The ''International Tables for Crystallography'' is an eight-book series that outlines the standard notations for formatting, describing and testing crystals. The series contains books that covers analysis methods and the mathematical procedures for determining organic structure through x-ray crystallography, electron diffraction, and neutron diffraction. The International tables are focused on procedures, techniques and descriptions and do not list the physical properties of individual crystals themselves. Each book is about 1000 pages and the titles of the books are: :Vol A - ''Space Group Symmetry'', :Vol A1 - ''Symmetry Relations Between Space Groups'', :Vol B - ''Reciprocal Space'', :Vol C - ''Mathematical, Physical, and Chemical Tables'', :Vol D - ''Physical Properties of Crystals'', :Vol E - ''Subperiodic Groups'', :Vol F - ''Crystallography of Biological Macromolecules'', and :Vol G - ''Definition and Exchange of Crystallographic Data''.
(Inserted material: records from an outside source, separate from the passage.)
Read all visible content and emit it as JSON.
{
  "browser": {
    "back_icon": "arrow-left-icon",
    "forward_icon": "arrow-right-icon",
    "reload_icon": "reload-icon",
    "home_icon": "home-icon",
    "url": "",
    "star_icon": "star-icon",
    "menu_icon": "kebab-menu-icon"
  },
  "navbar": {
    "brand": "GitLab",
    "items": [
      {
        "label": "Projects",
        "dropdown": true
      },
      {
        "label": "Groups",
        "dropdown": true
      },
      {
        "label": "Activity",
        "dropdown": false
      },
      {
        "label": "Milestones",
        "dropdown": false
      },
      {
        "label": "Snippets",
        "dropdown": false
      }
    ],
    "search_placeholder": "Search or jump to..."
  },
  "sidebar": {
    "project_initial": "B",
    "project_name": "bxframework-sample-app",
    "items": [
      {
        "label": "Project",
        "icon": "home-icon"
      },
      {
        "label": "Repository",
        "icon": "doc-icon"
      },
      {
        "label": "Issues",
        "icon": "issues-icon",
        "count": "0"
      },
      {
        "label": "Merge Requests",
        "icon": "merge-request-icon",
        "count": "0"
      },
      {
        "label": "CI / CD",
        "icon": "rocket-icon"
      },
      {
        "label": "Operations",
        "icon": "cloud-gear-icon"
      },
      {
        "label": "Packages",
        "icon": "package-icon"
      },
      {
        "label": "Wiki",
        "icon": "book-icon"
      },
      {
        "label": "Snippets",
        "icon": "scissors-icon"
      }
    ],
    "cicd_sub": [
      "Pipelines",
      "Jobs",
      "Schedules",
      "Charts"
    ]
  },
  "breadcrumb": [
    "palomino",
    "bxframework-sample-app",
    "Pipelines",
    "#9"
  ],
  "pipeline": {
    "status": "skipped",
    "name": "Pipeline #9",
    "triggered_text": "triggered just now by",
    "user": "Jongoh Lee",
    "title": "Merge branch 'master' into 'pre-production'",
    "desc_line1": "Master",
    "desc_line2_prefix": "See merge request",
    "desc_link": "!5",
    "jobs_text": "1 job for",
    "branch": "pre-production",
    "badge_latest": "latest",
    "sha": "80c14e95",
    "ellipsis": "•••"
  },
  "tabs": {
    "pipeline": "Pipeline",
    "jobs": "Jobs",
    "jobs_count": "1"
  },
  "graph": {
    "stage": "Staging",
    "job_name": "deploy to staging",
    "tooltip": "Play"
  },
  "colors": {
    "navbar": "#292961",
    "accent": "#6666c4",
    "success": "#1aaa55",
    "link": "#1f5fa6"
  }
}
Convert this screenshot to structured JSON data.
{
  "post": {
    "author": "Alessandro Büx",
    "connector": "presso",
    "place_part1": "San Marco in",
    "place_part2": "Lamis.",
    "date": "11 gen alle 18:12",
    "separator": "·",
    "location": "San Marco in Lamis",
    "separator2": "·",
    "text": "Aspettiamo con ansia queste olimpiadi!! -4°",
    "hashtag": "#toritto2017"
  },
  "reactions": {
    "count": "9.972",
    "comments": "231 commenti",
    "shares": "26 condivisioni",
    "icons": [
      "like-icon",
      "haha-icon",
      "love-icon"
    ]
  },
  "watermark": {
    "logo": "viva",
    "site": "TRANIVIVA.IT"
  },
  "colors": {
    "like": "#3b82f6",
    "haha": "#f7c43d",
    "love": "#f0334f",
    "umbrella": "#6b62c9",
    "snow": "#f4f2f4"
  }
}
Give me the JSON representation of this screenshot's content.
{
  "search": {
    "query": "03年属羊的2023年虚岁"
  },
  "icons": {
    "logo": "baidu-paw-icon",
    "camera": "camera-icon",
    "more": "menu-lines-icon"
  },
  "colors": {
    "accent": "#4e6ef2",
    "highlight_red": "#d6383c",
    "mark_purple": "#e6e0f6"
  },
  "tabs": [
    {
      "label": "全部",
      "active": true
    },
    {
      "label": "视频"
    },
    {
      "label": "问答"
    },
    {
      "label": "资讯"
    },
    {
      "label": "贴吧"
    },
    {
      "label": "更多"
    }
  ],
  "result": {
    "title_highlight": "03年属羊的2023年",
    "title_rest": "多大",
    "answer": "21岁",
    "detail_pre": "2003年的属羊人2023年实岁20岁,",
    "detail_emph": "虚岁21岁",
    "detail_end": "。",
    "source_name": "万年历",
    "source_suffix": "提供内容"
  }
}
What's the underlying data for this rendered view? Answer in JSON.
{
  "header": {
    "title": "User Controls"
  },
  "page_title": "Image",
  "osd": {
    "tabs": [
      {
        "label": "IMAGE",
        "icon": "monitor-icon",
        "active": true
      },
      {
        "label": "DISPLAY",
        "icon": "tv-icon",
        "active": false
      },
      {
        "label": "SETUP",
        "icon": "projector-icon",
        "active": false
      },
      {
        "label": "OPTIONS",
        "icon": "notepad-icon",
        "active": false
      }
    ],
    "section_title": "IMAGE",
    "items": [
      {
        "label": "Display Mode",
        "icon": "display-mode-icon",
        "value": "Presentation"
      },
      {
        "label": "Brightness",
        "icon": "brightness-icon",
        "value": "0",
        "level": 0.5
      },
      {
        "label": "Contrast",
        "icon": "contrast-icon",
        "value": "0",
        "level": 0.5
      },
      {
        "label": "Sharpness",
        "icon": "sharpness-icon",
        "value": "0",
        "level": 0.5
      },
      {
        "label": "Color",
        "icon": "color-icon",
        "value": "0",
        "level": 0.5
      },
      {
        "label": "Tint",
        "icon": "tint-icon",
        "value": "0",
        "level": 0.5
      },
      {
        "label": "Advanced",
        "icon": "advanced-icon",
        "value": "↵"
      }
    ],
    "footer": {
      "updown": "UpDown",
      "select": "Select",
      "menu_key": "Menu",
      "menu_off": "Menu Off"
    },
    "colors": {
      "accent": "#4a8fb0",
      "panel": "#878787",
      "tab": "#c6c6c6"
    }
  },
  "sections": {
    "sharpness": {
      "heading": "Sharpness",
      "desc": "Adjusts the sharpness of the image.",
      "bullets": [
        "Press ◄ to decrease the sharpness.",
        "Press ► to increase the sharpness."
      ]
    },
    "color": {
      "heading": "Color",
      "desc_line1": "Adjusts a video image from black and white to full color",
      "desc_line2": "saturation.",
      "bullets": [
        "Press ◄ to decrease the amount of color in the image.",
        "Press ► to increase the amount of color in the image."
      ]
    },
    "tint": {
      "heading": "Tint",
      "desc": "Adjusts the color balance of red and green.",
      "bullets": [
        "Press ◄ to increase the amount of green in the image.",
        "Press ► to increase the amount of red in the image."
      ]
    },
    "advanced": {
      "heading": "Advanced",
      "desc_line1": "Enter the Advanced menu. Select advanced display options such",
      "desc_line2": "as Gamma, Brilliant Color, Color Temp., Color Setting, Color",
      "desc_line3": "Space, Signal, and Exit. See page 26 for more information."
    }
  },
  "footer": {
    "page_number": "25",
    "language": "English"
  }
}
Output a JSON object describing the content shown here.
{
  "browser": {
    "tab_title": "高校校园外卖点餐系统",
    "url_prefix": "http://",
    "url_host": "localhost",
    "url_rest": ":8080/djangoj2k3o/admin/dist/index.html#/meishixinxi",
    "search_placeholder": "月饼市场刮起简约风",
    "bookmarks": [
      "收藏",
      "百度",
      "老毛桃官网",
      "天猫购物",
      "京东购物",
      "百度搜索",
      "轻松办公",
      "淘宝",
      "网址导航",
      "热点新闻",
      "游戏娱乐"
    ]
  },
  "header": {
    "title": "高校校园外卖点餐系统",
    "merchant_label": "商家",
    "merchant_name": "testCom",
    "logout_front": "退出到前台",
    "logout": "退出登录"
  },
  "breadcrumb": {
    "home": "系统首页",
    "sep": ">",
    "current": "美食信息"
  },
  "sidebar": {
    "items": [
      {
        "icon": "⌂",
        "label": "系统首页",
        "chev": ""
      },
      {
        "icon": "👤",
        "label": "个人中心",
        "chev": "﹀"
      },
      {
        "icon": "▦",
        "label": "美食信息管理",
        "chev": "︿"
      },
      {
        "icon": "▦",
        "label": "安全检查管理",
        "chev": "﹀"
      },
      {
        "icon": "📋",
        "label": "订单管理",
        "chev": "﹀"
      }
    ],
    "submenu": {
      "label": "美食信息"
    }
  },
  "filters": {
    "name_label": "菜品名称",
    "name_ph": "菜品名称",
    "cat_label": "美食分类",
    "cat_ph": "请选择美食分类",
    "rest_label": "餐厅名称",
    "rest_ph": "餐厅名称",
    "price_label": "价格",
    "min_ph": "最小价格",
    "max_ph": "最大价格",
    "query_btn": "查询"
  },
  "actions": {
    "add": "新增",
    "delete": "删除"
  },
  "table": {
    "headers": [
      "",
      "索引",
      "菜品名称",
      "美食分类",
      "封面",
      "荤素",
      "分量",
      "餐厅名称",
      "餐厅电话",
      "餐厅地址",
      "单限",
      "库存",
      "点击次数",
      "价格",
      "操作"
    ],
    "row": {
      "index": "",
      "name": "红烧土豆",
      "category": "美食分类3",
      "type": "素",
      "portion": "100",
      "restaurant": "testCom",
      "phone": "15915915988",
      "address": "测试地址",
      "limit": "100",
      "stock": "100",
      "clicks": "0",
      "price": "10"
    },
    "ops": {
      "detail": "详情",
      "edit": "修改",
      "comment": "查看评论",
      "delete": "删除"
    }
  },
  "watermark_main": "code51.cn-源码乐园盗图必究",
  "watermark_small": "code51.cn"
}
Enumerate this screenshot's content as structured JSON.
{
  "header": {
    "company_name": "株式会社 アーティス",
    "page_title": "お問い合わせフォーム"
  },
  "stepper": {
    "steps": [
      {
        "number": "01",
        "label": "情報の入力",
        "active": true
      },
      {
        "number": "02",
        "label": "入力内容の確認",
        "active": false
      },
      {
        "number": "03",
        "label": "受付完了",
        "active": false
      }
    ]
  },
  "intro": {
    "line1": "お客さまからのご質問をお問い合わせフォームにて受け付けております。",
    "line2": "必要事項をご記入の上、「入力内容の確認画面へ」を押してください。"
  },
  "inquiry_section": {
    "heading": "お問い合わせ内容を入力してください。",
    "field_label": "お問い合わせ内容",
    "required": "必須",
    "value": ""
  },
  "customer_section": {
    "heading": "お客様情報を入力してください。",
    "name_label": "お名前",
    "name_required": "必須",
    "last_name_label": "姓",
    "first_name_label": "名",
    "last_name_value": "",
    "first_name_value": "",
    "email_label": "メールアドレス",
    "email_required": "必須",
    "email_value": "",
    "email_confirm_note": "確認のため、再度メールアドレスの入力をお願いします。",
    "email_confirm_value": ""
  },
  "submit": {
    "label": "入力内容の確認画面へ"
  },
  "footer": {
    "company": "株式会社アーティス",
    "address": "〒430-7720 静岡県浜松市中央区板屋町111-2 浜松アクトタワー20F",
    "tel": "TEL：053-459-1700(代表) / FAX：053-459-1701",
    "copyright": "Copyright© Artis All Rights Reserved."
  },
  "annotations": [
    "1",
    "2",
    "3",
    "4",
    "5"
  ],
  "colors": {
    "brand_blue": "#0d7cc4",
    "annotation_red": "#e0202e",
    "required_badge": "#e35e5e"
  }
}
Scientists of note


See also

*Abnormal grain growth *Atomic packing factor *Beevers–Lipson strip *Condensed matter physics *Crystal engineering *Crystal growth *Crystal optics *Crystal structure *Crystallite *Crystallization processes *Crystallographic database *Crystallographic point group *Crystallographic group *Dynamical theory of diffraction *Electron crystallography *Euclidean plane isometry *Fixed points of isometry groups in Euclidean space *Fractional coordinates *Group action (mathematics), Group action *International Year of Crystallography *Laser-heated pedestal growth *Materials science *Metallurgy *Mineralogy *Modeling of polymer crystals *Neutron crystallography *Open-pool Australian lightwater reactor, Neutron diffraction at OPAL *Institut Laue–Langevin, Neutron diffraction at the ILL *NMR crystallography *Permutation group *Point group *Precession electron diffraction *Quantum mineralogy *Quasicrystal *Solid state chemistry *Space group *Symmetric group *
X-ray crystallography X-ray crystallography (XRC) is the experimental science determining the atomic and molecular structure of a crystal A crystal or crystalline solid is a solid material whose constituents (such as atoms, molecules, or ions) are arranged in a ...

X-ray crystallography
*Lattice constant


References


External links


American Crystallographic AssociationCrystal Lattice Structures100 Years of Crystallography
Royal Institution animation
Vega Science Trust Interviews on Crystallography
Freeview video interviews with Max Perutz, Rober Huber and Aaron Klug.
International Union of CrystallographyInteractive Crystallography Timeline
from the Royal Institution
Nature Milestones in Crystallography
(editorial in Acta Crystallographica Section A) * {{Authority control Crystallography, Chemistry Condensed matter physics Instrumental analysis Materials science Neutron-related techniques Synchrotron-related techniques